_WORK TO BE COMPLETED_
Of all the lines in the entries, how many carry the word "your"? The reply is that number and no more.

_DATA FOR ANALYSIS_
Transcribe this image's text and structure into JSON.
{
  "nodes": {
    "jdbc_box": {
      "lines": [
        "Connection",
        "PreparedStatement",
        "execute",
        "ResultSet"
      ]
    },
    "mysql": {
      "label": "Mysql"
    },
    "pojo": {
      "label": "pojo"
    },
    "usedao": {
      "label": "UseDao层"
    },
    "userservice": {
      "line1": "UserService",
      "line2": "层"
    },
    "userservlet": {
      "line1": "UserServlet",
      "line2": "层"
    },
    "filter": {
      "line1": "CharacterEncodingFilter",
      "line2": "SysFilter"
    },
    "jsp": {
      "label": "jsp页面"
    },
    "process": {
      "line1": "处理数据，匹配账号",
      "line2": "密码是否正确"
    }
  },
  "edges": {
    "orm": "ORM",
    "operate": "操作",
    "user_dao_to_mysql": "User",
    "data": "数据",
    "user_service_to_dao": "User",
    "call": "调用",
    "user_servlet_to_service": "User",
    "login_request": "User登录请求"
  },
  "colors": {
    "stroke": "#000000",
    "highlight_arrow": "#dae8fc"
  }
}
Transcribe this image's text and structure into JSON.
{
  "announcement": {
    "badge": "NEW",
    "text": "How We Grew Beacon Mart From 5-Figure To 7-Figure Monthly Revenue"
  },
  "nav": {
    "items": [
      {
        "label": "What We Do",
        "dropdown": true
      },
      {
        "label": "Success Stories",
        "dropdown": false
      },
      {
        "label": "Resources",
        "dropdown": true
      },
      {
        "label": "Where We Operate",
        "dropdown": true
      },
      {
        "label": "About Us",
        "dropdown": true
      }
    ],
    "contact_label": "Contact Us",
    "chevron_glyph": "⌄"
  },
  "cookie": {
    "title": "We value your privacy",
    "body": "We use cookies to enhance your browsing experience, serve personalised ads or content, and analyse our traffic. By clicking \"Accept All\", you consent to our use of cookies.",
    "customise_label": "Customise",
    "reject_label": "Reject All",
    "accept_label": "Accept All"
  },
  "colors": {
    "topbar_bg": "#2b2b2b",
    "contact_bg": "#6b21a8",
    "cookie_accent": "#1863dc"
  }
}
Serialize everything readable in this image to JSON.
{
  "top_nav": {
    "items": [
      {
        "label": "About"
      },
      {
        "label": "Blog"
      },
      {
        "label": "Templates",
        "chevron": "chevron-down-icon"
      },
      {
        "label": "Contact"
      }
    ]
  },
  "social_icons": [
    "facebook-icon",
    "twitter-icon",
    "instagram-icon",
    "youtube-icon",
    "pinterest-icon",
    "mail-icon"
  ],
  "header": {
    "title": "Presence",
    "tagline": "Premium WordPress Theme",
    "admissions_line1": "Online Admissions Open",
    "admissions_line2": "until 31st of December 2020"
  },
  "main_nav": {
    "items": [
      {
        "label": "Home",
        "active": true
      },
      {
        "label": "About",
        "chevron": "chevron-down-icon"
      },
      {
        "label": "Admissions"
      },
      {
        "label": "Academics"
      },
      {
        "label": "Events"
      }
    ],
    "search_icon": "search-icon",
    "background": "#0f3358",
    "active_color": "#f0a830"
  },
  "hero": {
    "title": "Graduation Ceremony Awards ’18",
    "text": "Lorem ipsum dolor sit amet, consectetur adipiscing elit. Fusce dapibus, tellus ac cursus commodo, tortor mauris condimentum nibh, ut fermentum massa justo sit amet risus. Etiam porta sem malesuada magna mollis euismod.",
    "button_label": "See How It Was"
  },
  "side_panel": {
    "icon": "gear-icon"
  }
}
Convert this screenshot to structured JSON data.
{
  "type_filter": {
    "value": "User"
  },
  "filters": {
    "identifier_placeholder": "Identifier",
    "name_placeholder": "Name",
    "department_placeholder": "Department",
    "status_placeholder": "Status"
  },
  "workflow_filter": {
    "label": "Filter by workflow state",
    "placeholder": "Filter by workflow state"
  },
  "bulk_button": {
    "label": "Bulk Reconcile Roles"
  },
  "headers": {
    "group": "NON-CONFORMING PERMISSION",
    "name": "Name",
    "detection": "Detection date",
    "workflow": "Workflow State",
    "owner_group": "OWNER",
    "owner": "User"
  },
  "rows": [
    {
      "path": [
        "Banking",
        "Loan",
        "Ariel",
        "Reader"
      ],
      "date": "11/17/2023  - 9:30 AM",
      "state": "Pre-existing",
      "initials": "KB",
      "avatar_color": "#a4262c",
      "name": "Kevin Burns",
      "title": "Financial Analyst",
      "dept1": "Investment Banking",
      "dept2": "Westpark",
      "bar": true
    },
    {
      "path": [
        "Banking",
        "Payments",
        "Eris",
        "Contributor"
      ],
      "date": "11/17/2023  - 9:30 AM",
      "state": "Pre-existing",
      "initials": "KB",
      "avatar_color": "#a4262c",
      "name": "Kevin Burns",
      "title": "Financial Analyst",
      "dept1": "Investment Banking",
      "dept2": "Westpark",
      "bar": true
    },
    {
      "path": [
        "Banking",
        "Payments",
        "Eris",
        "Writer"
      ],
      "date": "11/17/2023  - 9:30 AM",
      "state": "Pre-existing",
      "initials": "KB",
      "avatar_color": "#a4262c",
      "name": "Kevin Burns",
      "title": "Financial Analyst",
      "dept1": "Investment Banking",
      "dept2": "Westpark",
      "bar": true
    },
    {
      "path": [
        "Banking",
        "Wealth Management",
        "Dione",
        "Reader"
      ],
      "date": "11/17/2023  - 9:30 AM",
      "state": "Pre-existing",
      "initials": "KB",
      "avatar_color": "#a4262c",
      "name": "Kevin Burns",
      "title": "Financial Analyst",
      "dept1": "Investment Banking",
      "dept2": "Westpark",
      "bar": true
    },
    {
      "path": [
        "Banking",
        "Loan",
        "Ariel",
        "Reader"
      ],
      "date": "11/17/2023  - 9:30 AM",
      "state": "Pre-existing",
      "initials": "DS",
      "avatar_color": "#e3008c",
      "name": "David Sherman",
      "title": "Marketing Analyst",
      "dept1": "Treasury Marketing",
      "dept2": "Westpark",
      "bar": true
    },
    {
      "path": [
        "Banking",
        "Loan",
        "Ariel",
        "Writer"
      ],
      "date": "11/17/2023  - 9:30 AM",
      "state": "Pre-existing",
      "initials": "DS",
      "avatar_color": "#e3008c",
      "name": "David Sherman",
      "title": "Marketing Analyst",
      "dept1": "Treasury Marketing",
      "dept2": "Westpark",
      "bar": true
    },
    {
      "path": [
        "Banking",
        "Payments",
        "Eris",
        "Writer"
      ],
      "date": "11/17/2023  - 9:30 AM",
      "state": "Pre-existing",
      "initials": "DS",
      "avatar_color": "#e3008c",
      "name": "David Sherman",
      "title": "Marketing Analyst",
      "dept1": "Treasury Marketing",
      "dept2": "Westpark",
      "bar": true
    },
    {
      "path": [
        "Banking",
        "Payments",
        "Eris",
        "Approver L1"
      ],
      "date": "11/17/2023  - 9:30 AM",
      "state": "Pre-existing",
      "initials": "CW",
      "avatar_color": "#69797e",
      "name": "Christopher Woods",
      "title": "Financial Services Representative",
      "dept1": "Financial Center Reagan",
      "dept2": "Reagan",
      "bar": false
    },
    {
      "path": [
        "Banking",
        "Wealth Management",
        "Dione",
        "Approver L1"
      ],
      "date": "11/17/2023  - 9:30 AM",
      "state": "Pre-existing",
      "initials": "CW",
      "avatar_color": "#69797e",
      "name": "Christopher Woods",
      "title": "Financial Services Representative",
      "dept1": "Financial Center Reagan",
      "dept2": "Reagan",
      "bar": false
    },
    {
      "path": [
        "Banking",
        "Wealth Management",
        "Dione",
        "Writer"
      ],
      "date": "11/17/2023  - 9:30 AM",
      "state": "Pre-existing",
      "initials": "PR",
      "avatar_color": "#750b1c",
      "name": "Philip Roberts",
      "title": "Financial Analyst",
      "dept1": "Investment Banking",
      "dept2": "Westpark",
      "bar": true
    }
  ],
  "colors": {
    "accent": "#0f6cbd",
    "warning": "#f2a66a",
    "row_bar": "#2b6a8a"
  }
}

_TASK OUTPUT_
2